Microscopy of immunostained and fixed cells was performed at room temperature using a microscope (Axio Observer.A1; Carl Zeiss) equipped with LD Plan-NEOFLUAR 20×/0.4 and EC Plan-NEOFLUAR 63×/1.25 oil lenses (Carl Zeiss) and a digital camera (AxioCamMRm; Carl Zeiss). The pictures were recorded using AxioVision Rel. 4.8 software (Carl Zeiss). Images were combined into figures for the manuscript using Photoshop (Adobe).
Confocal images of immunostained and fixed cells were taken at room temperature using a laser-scanning microscope (LSM 710 NLO; Carl Zeiss) and an LD C-Apochromat 63×/1.15 W Korr objective. Z stacks and orthogonal micrographs were recorded using ZEN2010 software (Carl Zeiss). Images were combined into figures for the manuscript using Photoshop.
All results are presented as mean ± SEM and graphed using Prism5 (GraphPad Software). To identify the statistical significance, a two-tailed Student’s t test using Prism (GraphPad Software) was performed.
Study approval and patient cohort
Appropriate approval and procedures were applied concerning human biomaterial. With informed written consent and approved by the national medical ethical review boards in accordance with the World Medical Association Declaration of Helsinki, CNS autopsies were obtained from individuals without neurological diseases and from patients with clinically and histopathologically confirmed ALS. Nonneurological controls were age and gender matched to the ALS patients (Table 1).
Online supplemental material
Fig. S1 shows size and purity assessment of HEK-293–derived MVEs. Fig. S2 demonstrates equal expression levels of the TDP-43 split VenusYFP constructs and proves the inactivity of the disrupted chromophore by microscopy analysis.
We are indebted to the patients and their families for their participation in this project. We are also grateful to Elena Jasovskaja and Nadine Todt for their skillful technical assistance, Maja Gulic and Susanne Rappl for their help with the production of the mircofluidic chambers, and Renate Kunz for her help preparing the electron microscopy samples. We thank Dr. Dorothee Dormann (Ludwig Maximilian University of Munich, München, Germany) for plasmid DNA encoding the myc–TDP-43 and Jasmine Breymayer and Angelika Rück of the Core Facility Konfokale und Multiphotonen Mikroskopie in Ulm for supply and technical advice in confocal microscopy.

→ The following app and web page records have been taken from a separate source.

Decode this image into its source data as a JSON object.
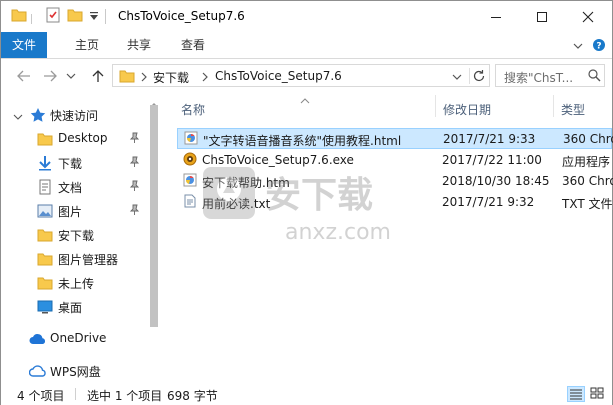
{
  "window": {
    "title": "ChsToVoice_Setup7.6"
  },
  "ribbon": {
    "tabs": [
      "文件",
      "主页",
      "共享",
      "查看"
    ]
  },
  "address": {
    "crumbs": [
      "安下载",
      "ChsToVoice_Setup7.6"
    ],
    "search_placeholder": "搜索\"ChsT..."
  },
  "sidebar": {
    "items": [
      {
        "label": "快速访问",
        "icon": "star-icon"
      },
      {
        "label": "Desktop",
        "icon": "folder-icon"
      },
      {
        "label": "下载",
        "icon": "download-icon"
      },
      {
        "label": "文档",
        "icon": "document-icon"
      },
      {
        "label": "图片",
        "icon": "picture-icon"
      },
      {
        "label": "安下载",
        "icon": "folder-icon"
      },
      {
        "label": "图片管理器",
        "icon": "folder-icon"
      },
      {
        "label": "未上传",
        "icon": "folder-icon"
      },
      {
        "label": "桌面",
        "icon": "desktop-icon"
      },
      {
        "label": "OneDrive",
        "icon": "cloud-icon"
      },
      {
        "label": "WPS网盘",
        "icon": "cloud-icon"
      }
    ]
  },
  "columns": {
    "name": "名称",
    "modified": "修改日期",
    "type": "类型"
  },
  "files": [
    {
      "name": "\"文字转语音播音系统\"使用教程.html",
      "modified": "2017/7/21 9:33",
      "type": "360 Chro",
      "icon": "html-icon",
      "selected": true
    },
    {
      "name": "ChsToVoice_Setup7.6.exe",
      "modified": "2017/7/22 11:00",
      "type": "应用程序",
      "icon": "exe-icon",
      "selected": false
    },
    {
      "name": "安下载帮助.htm",
      "modified": "2018/10/30 18:45",
      "type": "360 Chro",
      "icon": "html-icon",
      "selected": false
    },
    {
      "name": "用前必读.txt",
      "modified": "2017/7/21 9:32",
      "type": "TXT 文件",
      "icon": "txt-icon",
      "selected": false
    }
  ],
  "status": {
    "count": "4 个项目",
    "selection": "选中 1 个项目",
    "size": "698 字节"
  },
  "watermark": {
    "text": "安下载",
    "url": "anxz.com"
  },
  "colors": {
    "accent": "#1979ca",
    "selection_bg": "#cce8ff",
    "folder": "#f8c94c"
  }
}
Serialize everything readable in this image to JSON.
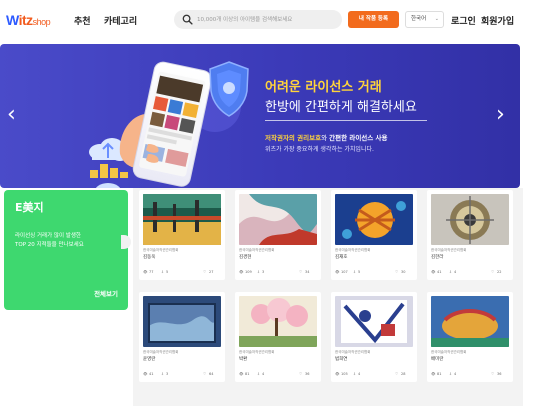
{
  "header": {
    "logo_w": "W",
    "logo_itz": "itz",
    "logo_shop": "shop",
    "nav": [
      "추천",
      "카테고리"
    ],
    "search_placeholder": "10,000개 이상의 아이템을 검색해보세요",
    "register_label": "내 작품 등록",
    "language": "한국어",
    "login": "로그인",
    "signup": "회원가입"
  },
  "banner": {
    "headline": "어려운 라이선스 거래",
    "headline2": "한방에 간편하게 해결하세요",
    "sub1_hl": "저작권자의 권리보호",
    "sub1_mid": "와 ",
    "sub1_b": "간편한 라이선스 사용",
    "sub2": "위츠가 가장 중요하게 생각하는 가치입니다.",
    "prev_icon": "chevron-left-icon",
    "next_icon": "chevron-right-icon"
  },
  "promo": {
    "title": "E美지",
    "desc_line1": "라이선싱 거래가 많이 발생한",
    "desc_line2": "TOP 20 지적들을 만나보세요",
    "more": "전체보기"
  },
  "artworks": [
    {
      "category": "한국미술저작권관리협회",
      "artist": "김동욱",
      "views": "77",
      "downloads": "5",
      "likes": "27"
    },
    {
      "category": "한국미술저작권관리협회",
      "artist": "김경현",
      "views": "109",
      "downloads": "3",
      "likes": "34"
    },
    {
      "category": "한국미술저작권관리협회",
      "artist": "김재호",
      "views": "107",
      "downloads": "5",
      "likes": "30"
    },
    {
      "category": "한국미술저작권관리협회",
      "artist": "김한라",
      "views": "41",
      "downloads": "4",
      "likes": "22"
    },
    {
      "category": "한국미술저작권관리협회",
      "artist": "윤영란",
      "views": "41",
      "downloads": "3",
      "likes": "64"
    },
    {
      "category": "한국미술저작권관리협회",
      "artist": "박환",
      "views": "81",
      "downloads": "4",
      "likes": "36"
    },
    {
      "category": "한국미술저작권관리협회",
      "artist": "범희연",
      "views": "105",
      "downloads": "4",
      "likes": "28"
    },
    {
      "category": "한국미술저작권관리협회",
      "artist": "배미란",
      "views": "81",
      "downloads": "4",
      "likes": "36"
    }
  ],
  "colors": {
    "brand_blue": "#2e5bff",
    "brand_orange": "#f26b1d",
    "banner_bg": "#3b3ab8",
    "banner_accent": "#ffd43b",
    "promo_green": "#3ed86f"
  }
}
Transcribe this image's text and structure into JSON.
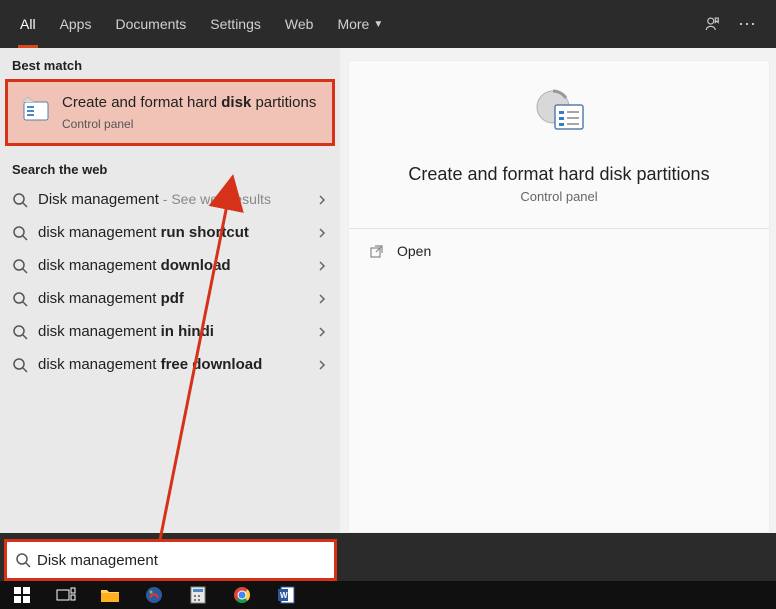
{
  "tabs": {
    "all": "All",
    "apps": "Apps",
    "documents": "Documents",
    "settings": "Settings",
    "web": "Web",
    "more": "More"
  },
  "sections": {
    "best_match": "Best match",
    "search_web": "Search the web"
  },
  "best_match_result": {
    "title_prefix": "Create and format hard ",
    "title_bold": "disk",
    "title_suffix": " partitions",
    "subtitle": "Control panel"
  },
  "web_results": [
    {
      "prefix": "Disk management",
      "bold": "",
      "suffix": "",
      "trail": " - See web results"
    },
    {
      "prefix": "disk management ",
      "bold": "run shortcut",
      "suffix": "",
      "trail": ""
    },
    {
      "prefix": "disk management ",
      "bold": "download",
      "suffix": "",
      "trail": ""
    },
    {
      "prefix": "disk management ",
      "bold": "pdf",
      "suffix": "",
      "trail": ""
    },
    {
      "prefix": "disk management ",
      "bold": "in hindi",
      "suffix": "",
      "trail": ""
    },
    {
      "prefix": "disk management ",
      "bold": "free download",
      "suffix": "",
      "trail": ""
    }
  ],
  "detail": {
    "title": "Create and format hard disk partitions",
    "subtitle": "Control panel",
    "open": "Open"
  },
  "search": {
    "value": "Disk management"
  }
}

This work was supported in whole or in part by grants from the German Federal Ministry of Education and Research (German network for ALS [MND-NET]), the Charcot Foundation for ALS Research, the virtual Helmholtz Institute “RNA-Dysmetabolismus in ALS and FTD,” and the Deutsche Forschungsgemeinschaft–funded Swabian ALS Registry.
B. Strobel is an employee of Boehringer Ingelheim Pharma GmbH & Co. KG. The authors declare no competing financial interests.
amyotrophic lateral sclerosis
central nervous system
day in vitro
human embryonic kidney 293
size exclusion chromatography
transactive response DNA-binding protein 43 kD
K.M. Danzer and J.H. Weishaupt contributed equally to this paper.